Starbucks food game continues to be terribly weak. Here you see petrified baked goods.August 2, 2018
Starbucks needs less complicated drinks to improve line speed. Starbucks needs more of these Princi bakeries in its stores so it can serve real food. Starbucks needs a low fat, sugar free frap line. Starbucks kitchens need to be redesigned for maximum efficiency. The seating options need to improve so people stay there longer and buy more. But hey, at least Starbucks got to announce a nice partnership with Alibaba (BABA - Get Report) today. Starbucks said it will leverage Alibaba-owned Ele.me's on-demand delivery service for its coffee delivery across 30 cities in more than 2,000 China stores by end of 2018.
Starbucks shares were unchanged Thursday on the Alibaba news. They are down about 10% year to date.

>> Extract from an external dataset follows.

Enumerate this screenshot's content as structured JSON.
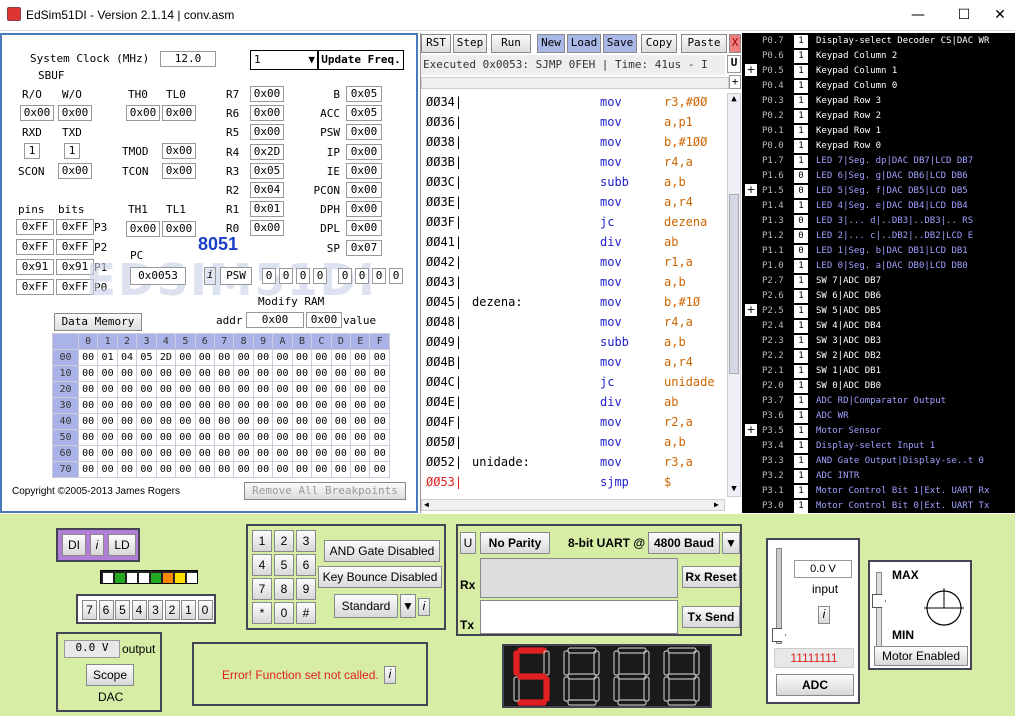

Mood on the ground in the real economy may not be what the headlines suggest. German American Bank (GABC - Get Report) CEO Mark Schroeder tells me farmers in his districts are starting to put off capital equipment investment amid the trade tensions. Here comes Deere's (DE - Get Report) cautious outlook on August 17. Meanwhile, Bank of Marin (BMRC - Get Report) CEO Russ Colombo hinted to me that commercial and residential real estate in Silicon Valley -- where his bank does a lot of business -- are peaking. Maybe there is something to the FANG stock downdraft.
TheStreet's @ScottGamm will be sitting down with Sonos CEO Patrick Spence following its IPO today. The company arguably isn't off to a good start as a public company. Sonos priced its IPO at $15 a share Wednesday evening, below the expected range of $17 to $19, valuing it around $1.5 billion.
Yours truly will be hopping on the horn with Clorox (CLX - Get Report) CEO Benno Dorer following earnings today. Dorer has done a heck of a job reinventing Clorox -- it will be interesting to see how he leads the company through increasing challenges in the packaged goods industry this year.
Hat tip the @KatherineRoss and @AndersKeitz for an insightful podcast with Lauren Simmons, the youngest female stockbroker (23 years old) to work on the New York Stock Exchange full-time. What were YOU doing at 23 besides sucking down 40 ounces in a parking lot?
On a personal note, appreciate your interaction on Twitter Wednesday on all things Tesla. Our feeds @TheStreet and @BrianSozzi didn't stop with interactions on Tesla, please do keep them coming today.
Meanwhile, OMFIF -- an international think tank for central banking and public finance, said Thursday it's appointing Mark Sobel as its U.S. chairman. Sobel represented the U.S. on the International Monetary Fund executive board up to April. He has had a 40-year Treasury career. Of note, he served as Treasury Deputy Assistant Secretary for international monetary and financial policy between 2000 and early 2015.